» EXERCISE DIRECTIONS: Return all of the data exactly, with nothing left out but the pictures.
^^^^
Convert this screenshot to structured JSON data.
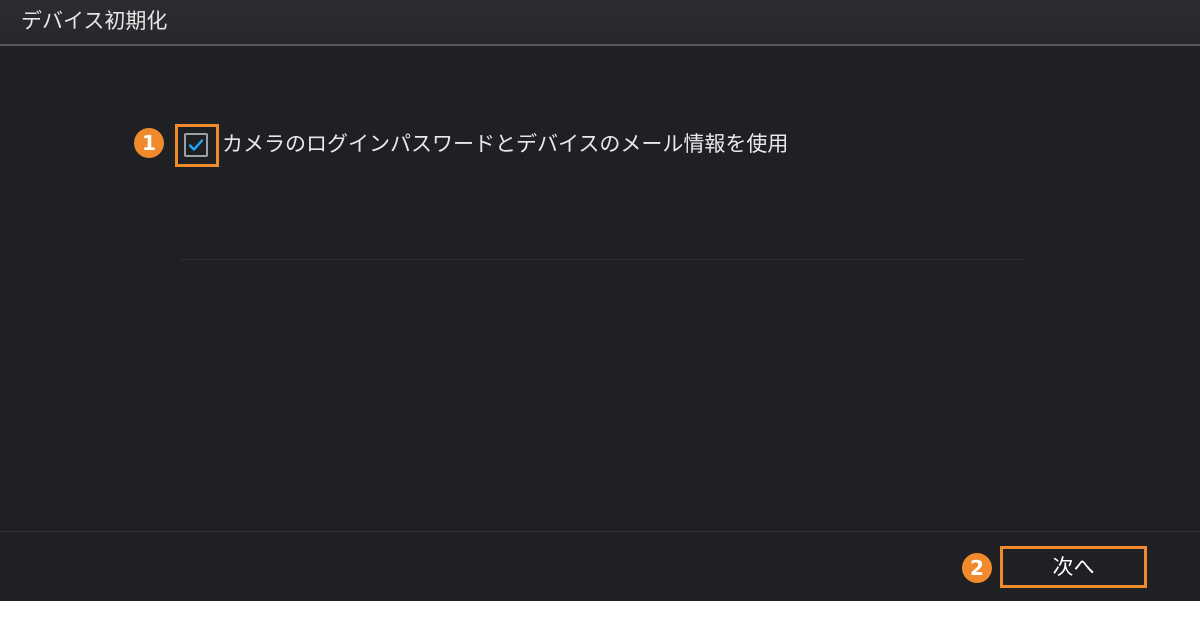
{
  "dialog": {
    "title": "デバイス初期化"
  },
  "option": {
    "checkbox_checked": true,
    "label": "カメラのログインパスワードとデバイスのメール情報を使用",
    "check_color": "#1ea7ff"
  },
  "footer": {
    "next_label": "次へ"
  },
  "annotations": {
    "step1": "1",
    "step2": "2",
    "highlight_color": "#f08a2c"
  }
}
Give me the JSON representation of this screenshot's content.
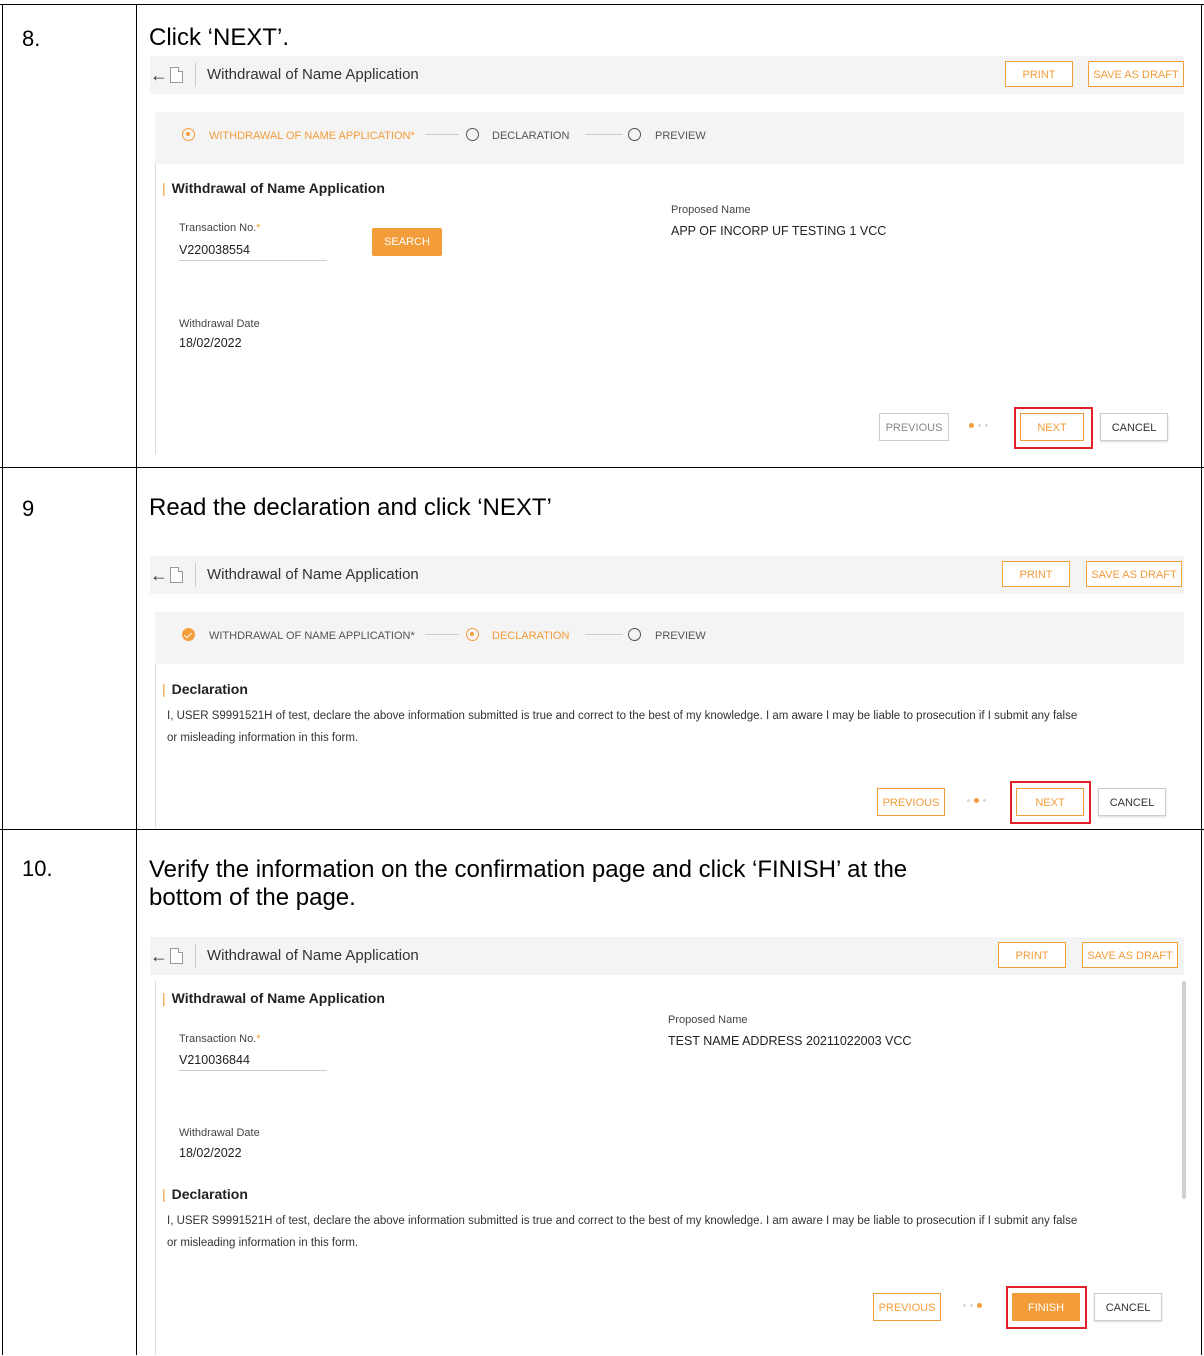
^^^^
» TASK SOLUTION:
Convert this screenshot to structured JSON data.
{
  "dialog": {
    "title": "デバイス初期化"
  },
  "option": {
    "checkbox_checked": true,
    "label": "カメラのログインパスワードとデバイスのメール情報を使用",
    "check_color": "#1ea7ff"
  },
  "footer": {
    "next_label": "次へ"
  },
  "annotations": {
    "step1": "1",
    "step2": "2",
    "highlight_color": "#f08a2c"
  }
}
Give me the JSON representation of this screenshot's content.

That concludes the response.